Lets Not Hit The Book


Aytek Abdulla, Social Media Editor

At first glance, a public library may not seem like a special place. Even if you haven’t visited one in a while, you will likely recall its frigid, silent atmosphere. To some, this may be a comforting escape from their hectic life, for others, it may more-so resemble a morgue. Despite any perception you might have, you should never judge a book by its cover.

Libraries are bustling with resources and life. Inside each of these buildings is a plethora of information and knowledge at your fingertips. Libraries have served as incredibly valuable assets to communities for hundreds of years. However, today they face unprecedented challenges from state legislators and local groups.

According to the American Library Association’s Office for Intellectual Freedom, 681 attempts have been made to ban or restrict library materials this year. These works usually have involved discussion of LGBTQ+ identities or “critical race material.” The basis of these complaints, whether from legislators or concerned parents, have been that they expose children to possibly harmful ideas and lifestyles.

“Efforts to censor entire categories of books reflecting specific voices and views shows that moral panic isn’t about kids: it’s about politics,” ALA President Lessa Kanani’opua Pelayo-Lozada said. “Organizations with a political agenda are spreading lists of books they don’t like.”

Libraries operate as public forums, meaning that they enjoy the protections of the First Amendment. While this might put them in a slightly better position than school libraries at opposing book restrictions, public libraries face an entirely different beast: funding deficits.

Across the nation, libraries are enduring threats to their budgets and even eviction notices from local governments. In Jamestown, Mich., the Patmos Public Library had 84 percent of their annual budget cut due to parents accusations of promoting LGBTQ+ ideology through certain available books. Libraries are underfunded as it is, which allows these threats to put them at the mercy of local political agendas.

So why should you care? Libraries offer more to the community than you might think. They provide free Internet and computer access, which today is a necessity that is taken for granted. For underprivileged people who may not have consistent Internet access, this is a crucial benefit. Furthermore, public libraries act as a safe haven to those who might not live under stable home conditions. They offer a quiet environment for those looking to study, work or simply enjoy themselves. Libraries also have various children’s programs that help foster creativity and education. All in all, they are a sustaining force for local communities and allow them to prosper. Drastic budget cuts, therefore, are an actively harmful force.

As election season ramps up, these threats will simply increase to fuel American political theater. It is our job to support and protect local libraries. One way to do this is to obtain a library card, which is free and incredibly easy. This allows libraries to report a greater number of patrons which translates into increased state funding. Even if you never wish to step foot into a library again, this simple process goes a long way to help preserve a lifeline within your community for others. You can also write to your legislators and address your concern for the necessity of public libraries.
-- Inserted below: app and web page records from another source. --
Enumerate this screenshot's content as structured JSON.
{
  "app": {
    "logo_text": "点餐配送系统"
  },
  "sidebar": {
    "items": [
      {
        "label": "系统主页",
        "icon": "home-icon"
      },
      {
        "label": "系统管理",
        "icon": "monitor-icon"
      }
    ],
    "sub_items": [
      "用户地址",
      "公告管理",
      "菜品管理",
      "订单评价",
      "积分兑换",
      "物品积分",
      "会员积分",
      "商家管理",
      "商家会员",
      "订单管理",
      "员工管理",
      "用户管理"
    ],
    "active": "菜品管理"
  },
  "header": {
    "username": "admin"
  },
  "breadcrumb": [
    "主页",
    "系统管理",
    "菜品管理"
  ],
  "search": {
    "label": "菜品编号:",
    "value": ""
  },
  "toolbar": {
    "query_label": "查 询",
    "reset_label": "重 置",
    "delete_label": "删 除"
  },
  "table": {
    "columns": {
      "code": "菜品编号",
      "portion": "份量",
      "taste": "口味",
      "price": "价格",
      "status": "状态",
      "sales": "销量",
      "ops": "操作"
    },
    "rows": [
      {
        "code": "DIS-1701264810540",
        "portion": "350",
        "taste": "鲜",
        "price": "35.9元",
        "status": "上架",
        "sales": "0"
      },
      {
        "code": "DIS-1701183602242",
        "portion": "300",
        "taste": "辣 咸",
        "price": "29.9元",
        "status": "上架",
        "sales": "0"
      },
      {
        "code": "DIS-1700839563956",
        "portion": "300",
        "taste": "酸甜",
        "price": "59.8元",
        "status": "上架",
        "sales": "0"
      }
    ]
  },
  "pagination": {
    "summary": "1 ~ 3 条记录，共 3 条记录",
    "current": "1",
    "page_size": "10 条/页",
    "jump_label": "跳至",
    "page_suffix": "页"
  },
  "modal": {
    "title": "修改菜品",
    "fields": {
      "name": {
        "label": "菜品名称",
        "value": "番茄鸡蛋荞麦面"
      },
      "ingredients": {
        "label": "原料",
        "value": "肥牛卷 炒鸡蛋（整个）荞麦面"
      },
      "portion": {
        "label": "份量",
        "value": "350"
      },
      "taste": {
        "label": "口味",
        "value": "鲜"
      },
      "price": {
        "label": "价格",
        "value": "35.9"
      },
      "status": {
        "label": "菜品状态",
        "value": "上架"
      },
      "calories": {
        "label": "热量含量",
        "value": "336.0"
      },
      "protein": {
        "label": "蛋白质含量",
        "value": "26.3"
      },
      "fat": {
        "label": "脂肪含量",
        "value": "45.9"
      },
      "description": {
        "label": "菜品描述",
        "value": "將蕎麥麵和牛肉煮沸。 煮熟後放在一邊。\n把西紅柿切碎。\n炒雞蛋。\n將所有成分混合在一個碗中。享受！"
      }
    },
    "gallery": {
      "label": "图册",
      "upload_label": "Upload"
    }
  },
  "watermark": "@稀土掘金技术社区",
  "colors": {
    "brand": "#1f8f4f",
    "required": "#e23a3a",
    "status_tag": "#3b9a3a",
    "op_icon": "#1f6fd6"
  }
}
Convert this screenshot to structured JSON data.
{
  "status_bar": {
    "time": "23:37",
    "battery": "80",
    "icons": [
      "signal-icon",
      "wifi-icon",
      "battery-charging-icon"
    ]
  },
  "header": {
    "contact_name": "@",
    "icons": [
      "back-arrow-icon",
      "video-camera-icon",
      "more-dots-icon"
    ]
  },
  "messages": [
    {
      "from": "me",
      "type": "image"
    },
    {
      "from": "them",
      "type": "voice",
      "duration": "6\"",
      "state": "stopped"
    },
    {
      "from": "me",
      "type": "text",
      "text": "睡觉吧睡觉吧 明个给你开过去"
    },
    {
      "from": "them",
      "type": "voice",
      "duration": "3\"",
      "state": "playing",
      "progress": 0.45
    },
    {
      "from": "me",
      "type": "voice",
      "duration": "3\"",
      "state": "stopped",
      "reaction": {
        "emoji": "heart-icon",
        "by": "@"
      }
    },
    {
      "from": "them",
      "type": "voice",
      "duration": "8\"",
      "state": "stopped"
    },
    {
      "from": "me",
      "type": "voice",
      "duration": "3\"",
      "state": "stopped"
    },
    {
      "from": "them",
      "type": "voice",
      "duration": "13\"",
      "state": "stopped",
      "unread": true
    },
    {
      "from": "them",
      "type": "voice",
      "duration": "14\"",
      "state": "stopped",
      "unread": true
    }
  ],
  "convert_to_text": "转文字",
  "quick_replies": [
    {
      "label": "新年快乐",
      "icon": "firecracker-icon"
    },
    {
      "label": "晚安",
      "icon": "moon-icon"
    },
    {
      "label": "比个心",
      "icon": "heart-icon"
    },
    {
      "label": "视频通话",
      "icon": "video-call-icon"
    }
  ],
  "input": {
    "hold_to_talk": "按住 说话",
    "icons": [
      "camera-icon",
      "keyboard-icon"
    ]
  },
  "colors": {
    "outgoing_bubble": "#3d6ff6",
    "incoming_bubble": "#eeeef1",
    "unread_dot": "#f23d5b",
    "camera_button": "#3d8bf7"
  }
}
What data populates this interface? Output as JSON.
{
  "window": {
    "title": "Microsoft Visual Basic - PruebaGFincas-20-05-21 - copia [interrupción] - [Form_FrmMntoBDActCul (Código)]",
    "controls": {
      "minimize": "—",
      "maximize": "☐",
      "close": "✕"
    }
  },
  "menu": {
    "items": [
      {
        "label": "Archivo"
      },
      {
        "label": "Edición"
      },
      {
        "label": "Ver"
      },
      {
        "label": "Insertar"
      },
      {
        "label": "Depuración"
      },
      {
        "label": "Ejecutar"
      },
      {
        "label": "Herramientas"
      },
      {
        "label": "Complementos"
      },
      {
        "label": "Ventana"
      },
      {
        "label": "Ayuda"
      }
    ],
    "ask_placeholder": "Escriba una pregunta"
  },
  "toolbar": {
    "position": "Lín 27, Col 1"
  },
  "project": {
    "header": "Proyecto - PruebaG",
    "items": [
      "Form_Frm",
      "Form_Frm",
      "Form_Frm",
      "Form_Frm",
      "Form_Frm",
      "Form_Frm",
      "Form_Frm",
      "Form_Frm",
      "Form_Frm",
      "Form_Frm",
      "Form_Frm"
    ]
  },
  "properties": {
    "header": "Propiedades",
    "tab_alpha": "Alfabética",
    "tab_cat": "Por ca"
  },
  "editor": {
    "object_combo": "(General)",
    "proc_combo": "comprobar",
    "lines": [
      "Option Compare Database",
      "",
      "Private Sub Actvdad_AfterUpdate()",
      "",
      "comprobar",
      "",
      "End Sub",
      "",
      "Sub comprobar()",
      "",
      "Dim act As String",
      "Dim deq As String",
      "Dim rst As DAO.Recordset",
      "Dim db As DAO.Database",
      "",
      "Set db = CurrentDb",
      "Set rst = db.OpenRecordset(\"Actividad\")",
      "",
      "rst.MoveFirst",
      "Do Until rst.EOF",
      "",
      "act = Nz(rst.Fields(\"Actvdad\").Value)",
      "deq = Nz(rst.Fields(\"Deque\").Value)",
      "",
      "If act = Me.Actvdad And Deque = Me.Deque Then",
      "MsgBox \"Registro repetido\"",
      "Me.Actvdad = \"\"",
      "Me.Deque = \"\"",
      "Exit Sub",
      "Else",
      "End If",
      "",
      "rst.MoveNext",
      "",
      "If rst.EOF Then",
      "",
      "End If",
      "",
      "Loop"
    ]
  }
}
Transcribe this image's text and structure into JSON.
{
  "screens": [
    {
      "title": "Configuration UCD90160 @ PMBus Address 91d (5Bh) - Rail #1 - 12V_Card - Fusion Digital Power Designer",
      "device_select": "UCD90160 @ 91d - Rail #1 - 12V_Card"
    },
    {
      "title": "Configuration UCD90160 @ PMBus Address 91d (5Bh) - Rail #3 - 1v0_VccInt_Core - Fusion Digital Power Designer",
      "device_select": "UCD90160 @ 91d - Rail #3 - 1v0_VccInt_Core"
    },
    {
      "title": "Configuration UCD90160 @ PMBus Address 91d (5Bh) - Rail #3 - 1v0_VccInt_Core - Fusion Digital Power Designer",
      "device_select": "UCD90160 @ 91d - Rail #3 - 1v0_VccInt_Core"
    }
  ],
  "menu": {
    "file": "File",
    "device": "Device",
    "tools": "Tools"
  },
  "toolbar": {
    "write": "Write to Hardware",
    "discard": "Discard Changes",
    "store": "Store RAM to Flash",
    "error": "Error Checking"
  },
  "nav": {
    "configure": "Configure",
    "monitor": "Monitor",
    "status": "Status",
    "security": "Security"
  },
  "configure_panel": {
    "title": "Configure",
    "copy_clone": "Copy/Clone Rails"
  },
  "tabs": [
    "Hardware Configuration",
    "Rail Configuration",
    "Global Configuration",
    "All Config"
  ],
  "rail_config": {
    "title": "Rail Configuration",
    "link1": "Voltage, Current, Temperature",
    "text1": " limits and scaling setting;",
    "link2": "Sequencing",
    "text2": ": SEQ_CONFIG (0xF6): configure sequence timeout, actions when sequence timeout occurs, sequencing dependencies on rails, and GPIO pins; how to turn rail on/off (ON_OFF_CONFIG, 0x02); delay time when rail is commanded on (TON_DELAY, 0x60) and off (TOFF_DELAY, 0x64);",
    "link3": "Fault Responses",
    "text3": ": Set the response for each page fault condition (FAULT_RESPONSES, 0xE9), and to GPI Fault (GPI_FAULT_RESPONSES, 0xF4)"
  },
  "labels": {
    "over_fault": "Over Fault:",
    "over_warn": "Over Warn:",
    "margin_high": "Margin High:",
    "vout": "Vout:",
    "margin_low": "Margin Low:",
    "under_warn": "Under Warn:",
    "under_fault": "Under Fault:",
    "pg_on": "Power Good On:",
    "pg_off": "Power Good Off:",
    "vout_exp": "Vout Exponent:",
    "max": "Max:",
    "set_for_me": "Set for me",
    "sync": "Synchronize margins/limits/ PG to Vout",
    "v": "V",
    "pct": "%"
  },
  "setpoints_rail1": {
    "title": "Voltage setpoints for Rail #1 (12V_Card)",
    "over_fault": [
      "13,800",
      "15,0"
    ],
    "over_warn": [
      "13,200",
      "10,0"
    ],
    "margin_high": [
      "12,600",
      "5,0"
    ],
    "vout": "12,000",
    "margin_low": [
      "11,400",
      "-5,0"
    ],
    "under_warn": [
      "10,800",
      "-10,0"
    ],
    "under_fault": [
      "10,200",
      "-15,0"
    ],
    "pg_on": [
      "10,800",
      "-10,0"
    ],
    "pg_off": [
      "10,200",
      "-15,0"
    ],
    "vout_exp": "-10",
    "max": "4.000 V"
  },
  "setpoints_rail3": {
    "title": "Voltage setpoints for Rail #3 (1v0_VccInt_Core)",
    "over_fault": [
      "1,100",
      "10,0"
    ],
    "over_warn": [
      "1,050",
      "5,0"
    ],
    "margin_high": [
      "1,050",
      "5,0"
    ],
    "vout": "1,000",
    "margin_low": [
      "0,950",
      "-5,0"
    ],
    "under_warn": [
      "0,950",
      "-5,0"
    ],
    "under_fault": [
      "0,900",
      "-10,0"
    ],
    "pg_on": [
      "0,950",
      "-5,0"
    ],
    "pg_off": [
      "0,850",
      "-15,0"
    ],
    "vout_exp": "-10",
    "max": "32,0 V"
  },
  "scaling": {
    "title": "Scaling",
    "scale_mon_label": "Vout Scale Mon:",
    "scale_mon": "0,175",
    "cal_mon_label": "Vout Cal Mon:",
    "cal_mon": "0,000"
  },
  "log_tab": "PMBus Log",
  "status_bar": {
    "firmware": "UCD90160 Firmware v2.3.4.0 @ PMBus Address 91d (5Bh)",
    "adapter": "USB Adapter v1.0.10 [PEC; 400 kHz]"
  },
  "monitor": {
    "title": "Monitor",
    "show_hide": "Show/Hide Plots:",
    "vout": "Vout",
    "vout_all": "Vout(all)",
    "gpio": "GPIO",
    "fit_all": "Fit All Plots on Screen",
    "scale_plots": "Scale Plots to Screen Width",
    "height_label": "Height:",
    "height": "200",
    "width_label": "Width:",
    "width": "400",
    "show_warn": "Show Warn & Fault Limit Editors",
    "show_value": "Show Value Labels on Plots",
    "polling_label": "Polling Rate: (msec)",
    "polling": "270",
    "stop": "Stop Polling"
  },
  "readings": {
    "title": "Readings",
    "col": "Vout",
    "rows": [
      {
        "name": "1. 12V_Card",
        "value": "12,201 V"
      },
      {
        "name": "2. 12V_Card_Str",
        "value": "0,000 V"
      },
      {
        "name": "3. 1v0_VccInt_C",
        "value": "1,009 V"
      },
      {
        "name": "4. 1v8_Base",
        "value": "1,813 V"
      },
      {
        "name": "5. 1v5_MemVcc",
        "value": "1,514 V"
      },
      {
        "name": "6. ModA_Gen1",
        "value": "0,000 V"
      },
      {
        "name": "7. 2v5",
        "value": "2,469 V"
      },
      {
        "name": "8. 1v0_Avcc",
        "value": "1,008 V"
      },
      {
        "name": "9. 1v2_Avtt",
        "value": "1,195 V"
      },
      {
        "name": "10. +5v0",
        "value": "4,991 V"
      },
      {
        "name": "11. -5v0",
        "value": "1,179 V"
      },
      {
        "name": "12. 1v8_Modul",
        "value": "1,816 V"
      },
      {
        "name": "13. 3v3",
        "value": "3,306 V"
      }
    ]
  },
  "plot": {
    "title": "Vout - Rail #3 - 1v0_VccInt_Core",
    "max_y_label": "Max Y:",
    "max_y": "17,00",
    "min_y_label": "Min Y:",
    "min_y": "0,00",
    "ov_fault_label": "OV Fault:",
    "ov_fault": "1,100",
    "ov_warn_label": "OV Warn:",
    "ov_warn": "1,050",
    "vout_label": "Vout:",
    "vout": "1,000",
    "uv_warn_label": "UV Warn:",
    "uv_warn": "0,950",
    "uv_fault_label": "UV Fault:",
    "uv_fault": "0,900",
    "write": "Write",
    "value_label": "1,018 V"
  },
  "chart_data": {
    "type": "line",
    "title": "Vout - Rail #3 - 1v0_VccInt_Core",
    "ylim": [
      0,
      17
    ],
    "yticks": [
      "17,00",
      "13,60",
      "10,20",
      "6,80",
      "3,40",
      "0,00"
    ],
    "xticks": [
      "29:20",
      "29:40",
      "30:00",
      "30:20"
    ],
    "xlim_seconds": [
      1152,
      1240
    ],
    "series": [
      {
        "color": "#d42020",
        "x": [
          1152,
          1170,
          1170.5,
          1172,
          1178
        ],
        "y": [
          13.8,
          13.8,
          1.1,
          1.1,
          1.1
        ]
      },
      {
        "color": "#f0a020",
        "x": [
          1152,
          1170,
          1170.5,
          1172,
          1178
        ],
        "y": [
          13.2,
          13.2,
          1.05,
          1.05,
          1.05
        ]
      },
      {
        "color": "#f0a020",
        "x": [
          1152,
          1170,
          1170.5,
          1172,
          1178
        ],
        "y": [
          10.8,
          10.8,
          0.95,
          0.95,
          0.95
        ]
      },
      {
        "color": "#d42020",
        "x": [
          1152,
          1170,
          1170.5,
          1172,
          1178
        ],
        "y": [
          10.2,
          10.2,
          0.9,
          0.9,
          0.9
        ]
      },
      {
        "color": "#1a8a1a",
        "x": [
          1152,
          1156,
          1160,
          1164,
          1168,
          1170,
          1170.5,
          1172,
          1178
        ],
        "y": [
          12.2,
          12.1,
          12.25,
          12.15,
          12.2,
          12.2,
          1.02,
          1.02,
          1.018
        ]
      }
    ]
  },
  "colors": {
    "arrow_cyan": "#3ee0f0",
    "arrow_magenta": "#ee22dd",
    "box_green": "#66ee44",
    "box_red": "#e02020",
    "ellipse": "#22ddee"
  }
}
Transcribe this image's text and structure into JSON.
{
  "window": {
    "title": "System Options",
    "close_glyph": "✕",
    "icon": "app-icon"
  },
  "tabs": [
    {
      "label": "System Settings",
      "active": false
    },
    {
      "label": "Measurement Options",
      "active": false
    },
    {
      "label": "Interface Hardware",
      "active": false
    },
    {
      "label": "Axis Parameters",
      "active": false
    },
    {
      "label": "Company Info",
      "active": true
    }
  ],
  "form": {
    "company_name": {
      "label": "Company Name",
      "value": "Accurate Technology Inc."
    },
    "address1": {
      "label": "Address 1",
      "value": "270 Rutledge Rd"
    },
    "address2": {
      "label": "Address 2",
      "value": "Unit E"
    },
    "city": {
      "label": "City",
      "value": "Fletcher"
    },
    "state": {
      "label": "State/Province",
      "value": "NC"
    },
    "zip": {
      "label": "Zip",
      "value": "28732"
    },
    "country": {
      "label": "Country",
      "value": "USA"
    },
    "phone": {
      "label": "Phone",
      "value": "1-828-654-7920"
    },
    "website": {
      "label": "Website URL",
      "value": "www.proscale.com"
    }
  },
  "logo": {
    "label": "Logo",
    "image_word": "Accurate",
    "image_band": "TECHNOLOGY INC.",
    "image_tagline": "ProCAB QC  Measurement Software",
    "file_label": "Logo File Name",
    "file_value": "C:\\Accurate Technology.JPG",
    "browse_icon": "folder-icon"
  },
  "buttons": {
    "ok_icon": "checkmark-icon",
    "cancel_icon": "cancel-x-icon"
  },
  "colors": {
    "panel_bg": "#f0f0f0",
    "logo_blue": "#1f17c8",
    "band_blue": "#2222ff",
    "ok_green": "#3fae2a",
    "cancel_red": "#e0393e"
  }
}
Efforts to block and censor certain information in a space that is dedicated to knowledge should be concerning for everyone. The opinions of a few angry parents should not dictate what citizens can or cannot read, especially in a public forum like a library. Ironically, the very thing that staunch proponents of these restrictions are doing to “protect” children is actually harming them. Libraries promote literacy, imagination, culture, and knowledge. Moreover, exposure to a vast array of viewpoints enables critical thinking and open-mindedness.

Nicolle Davies, the assistant commissioner of the Colorado State Library, said, “There is a motto in public libraries that says, ‘If you have a good collection, there should be something to offend everyone.’”